Reenter the result into PV

Solve for I/YR

Uneven Cash Flows

Calculating time value of money problems with uneven cash flows is considerably more difficult than for simple TVM problems.

Net present value

Net present value is the present value of all of the future cash flows less the initial cost.

IRR

IRR is that interest rate that exactly equates the present value of all of the future cash flows with the initial cost. In other words, the NPV=0

Calculation of NPV and IRR

The basic steps in calculating the Net Present Value and Internal Rate of Return are as follows:

NPV and IRR (Continued)

Next, if you wish to compute a Net Present Value, you must enter the investor's cost of capital and then press the I/YR key. If you are only interested in calculating an internal rate of return, this step is omitted.

NPV and IRR (Continued)

Now enter the cash flow for the first year and then press the cash flow key. If this cash flow remains the same for any number of consecutive years, you enter the number of consecutive years and then press the cream colored key and then the repeat Nj key.

NPV and IRR (Continued)

After all of the cash flows are entered, press the cream colored key and then the NPV key.
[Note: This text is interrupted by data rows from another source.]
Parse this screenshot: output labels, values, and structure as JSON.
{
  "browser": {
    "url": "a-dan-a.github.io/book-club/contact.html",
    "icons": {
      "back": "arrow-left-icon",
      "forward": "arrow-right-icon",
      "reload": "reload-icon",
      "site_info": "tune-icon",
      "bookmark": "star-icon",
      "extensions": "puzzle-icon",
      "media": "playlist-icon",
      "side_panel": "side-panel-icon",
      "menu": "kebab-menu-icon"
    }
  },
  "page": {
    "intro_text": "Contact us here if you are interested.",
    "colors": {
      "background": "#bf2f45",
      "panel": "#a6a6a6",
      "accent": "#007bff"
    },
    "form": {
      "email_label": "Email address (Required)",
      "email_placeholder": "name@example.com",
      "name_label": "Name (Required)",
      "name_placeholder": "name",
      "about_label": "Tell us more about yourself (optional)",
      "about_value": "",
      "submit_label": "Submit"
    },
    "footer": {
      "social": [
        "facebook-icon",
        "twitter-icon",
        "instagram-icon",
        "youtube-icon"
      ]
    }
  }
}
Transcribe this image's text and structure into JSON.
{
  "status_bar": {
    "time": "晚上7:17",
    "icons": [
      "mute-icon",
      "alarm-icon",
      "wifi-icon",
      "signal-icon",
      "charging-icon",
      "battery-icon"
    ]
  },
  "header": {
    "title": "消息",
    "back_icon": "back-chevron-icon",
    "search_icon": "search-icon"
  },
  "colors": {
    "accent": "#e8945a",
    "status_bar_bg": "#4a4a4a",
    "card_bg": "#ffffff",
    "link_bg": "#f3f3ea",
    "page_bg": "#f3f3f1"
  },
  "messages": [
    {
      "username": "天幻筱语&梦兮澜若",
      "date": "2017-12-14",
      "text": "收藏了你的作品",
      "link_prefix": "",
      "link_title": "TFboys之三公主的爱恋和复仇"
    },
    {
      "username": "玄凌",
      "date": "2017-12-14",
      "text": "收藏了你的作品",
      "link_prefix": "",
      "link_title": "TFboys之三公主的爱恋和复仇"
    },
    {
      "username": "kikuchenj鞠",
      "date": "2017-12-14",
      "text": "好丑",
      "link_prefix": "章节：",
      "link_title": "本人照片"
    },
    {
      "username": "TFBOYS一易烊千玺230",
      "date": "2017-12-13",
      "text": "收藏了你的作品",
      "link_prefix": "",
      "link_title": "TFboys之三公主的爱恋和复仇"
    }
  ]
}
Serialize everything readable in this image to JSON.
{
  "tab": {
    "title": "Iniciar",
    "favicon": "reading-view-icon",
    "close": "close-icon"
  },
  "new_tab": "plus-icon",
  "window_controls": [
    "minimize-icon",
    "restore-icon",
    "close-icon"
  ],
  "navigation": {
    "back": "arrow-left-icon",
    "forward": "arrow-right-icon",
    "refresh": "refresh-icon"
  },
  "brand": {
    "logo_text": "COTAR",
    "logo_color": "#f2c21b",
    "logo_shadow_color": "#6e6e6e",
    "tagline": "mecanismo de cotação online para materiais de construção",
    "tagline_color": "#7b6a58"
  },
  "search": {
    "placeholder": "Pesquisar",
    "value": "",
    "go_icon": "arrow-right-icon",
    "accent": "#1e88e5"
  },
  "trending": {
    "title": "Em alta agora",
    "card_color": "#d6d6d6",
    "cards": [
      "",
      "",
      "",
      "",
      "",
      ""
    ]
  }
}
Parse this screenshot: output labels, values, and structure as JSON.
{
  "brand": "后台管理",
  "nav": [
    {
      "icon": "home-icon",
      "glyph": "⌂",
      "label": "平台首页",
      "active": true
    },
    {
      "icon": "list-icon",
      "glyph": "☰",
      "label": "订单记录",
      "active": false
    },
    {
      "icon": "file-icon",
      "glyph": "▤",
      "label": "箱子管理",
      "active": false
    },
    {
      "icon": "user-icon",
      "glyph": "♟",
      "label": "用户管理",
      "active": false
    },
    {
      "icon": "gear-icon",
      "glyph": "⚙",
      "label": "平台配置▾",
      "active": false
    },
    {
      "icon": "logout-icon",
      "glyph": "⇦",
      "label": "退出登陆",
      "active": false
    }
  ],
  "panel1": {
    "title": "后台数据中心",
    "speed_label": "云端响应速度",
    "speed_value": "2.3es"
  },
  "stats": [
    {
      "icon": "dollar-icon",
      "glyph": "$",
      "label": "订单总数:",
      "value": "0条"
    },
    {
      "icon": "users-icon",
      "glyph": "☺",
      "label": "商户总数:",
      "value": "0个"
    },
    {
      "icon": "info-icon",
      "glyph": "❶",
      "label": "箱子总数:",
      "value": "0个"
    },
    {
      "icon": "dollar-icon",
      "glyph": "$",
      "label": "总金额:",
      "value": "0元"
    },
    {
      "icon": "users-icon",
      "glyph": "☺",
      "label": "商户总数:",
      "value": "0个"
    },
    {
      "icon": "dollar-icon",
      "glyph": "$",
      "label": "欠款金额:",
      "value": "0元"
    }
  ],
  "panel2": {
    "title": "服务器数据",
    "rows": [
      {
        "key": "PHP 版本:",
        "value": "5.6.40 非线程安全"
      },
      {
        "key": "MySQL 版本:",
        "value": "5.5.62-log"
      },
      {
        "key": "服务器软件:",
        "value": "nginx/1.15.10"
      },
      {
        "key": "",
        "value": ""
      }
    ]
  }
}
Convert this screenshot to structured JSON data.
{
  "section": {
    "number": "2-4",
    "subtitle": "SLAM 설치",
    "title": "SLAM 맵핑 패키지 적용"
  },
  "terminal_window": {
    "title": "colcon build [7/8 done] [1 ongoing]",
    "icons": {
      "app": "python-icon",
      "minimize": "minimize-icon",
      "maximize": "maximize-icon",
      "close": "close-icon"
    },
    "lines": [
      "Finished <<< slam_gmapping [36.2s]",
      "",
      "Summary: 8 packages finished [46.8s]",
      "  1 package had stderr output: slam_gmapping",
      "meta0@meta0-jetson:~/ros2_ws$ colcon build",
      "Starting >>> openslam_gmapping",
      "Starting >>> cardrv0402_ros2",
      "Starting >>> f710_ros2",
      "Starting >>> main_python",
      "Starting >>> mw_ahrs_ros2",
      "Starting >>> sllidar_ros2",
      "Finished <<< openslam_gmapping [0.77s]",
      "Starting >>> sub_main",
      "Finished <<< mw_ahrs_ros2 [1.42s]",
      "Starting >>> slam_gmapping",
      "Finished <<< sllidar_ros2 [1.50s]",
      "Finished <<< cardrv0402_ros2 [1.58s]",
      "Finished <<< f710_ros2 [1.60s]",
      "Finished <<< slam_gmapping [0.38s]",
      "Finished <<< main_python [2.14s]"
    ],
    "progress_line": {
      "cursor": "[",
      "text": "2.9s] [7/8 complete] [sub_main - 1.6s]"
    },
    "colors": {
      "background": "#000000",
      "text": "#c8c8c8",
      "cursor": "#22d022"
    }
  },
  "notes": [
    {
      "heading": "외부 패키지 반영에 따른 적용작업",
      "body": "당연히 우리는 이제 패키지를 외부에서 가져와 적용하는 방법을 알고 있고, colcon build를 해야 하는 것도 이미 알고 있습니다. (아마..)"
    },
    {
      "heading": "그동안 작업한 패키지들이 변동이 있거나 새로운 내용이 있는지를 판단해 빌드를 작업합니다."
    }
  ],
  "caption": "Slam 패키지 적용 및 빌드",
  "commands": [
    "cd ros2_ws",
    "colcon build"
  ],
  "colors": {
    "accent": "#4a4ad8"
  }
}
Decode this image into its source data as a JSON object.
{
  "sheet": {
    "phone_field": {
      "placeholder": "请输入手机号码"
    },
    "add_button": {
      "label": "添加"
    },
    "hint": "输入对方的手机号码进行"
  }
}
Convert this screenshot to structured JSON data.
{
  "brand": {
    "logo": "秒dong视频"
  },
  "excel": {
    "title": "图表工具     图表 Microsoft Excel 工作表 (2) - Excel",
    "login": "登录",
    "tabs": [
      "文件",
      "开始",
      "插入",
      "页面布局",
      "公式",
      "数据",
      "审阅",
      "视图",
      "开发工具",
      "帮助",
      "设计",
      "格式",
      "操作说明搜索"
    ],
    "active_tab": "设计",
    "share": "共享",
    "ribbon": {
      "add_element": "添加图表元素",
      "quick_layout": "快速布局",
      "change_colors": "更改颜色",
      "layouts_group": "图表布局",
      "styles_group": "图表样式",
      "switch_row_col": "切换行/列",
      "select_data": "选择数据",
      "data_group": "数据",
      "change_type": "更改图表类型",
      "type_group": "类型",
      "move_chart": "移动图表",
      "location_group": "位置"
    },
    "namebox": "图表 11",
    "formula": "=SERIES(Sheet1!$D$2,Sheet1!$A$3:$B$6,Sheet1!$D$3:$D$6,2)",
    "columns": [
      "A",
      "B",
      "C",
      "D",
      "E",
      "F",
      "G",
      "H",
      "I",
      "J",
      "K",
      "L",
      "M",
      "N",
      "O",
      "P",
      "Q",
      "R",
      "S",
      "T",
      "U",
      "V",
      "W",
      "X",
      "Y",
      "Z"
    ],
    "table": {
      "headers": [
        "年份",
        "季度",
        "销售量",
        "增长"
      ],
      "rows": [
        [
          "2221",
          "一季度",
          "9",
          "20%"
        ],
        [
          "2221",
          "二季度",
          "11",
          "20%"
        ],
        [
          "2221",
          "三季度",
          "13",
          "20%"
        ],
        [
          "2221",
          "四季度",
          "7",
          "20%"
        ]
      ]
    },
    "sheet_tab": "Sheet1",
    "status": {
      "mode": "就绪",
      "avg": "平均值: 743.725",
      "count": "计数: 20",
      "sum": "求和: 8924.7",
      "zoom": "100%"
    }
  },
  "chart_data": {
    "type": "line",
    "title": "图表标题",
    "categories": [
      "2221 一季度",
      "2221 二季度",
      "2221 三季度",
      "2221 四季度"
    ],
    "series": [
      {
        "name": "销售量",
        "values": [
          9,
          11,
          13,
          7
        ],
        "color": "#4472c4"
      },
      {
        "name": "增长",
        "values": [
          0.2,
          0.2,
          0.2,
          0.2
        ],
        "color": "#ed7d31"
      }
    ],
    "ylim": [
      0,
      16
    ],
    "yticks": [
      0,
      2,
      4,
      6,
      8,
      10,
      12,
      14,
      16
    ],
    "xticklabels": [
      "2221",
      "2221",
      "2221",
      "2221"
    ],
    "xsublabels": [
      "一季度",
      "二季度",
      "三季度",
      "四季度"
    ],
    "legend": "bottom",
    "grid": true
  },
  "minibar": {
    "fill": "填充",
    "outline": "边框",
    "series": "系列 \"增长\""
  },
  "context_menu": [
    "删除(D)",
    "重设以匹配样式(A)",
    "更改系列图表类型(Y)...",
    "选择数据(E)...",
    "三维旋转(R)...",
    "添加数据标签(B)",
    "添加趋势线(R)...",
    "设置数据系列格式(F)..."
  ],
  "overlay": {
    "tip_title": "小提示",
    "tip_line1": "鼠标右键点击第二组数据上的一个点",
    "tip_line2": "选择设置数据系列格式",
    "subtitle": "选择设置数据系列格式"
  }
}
If you wish to compute the Internal Rate of Return, simply press the cream colored key and then the IRR key.

Impact of Interest Rates

The monthly payment for a $100,000 loan at various interest rates:

8% = $733.76

9% = $804.62

10% = $877.57

11% = $952.57

12% = 1,028.61

Impact of Amortization Term

The monthly payment for a $100,000 loan at 12% annual interest at various maturities:

Number Total Interest

of YearsPaymentPaid During Loan30 years = $1,028.61 $370,300.53

15 years = $1,200.17 $216,030.25

Most lenders charge about ½ point interest less for a 15 year loan so that would be 11.5%

15 years = $1,168.19 $210,274.17

Thus, increasing your payment by $139.58 per month would save $160,026.36 of interest over the life of the loan.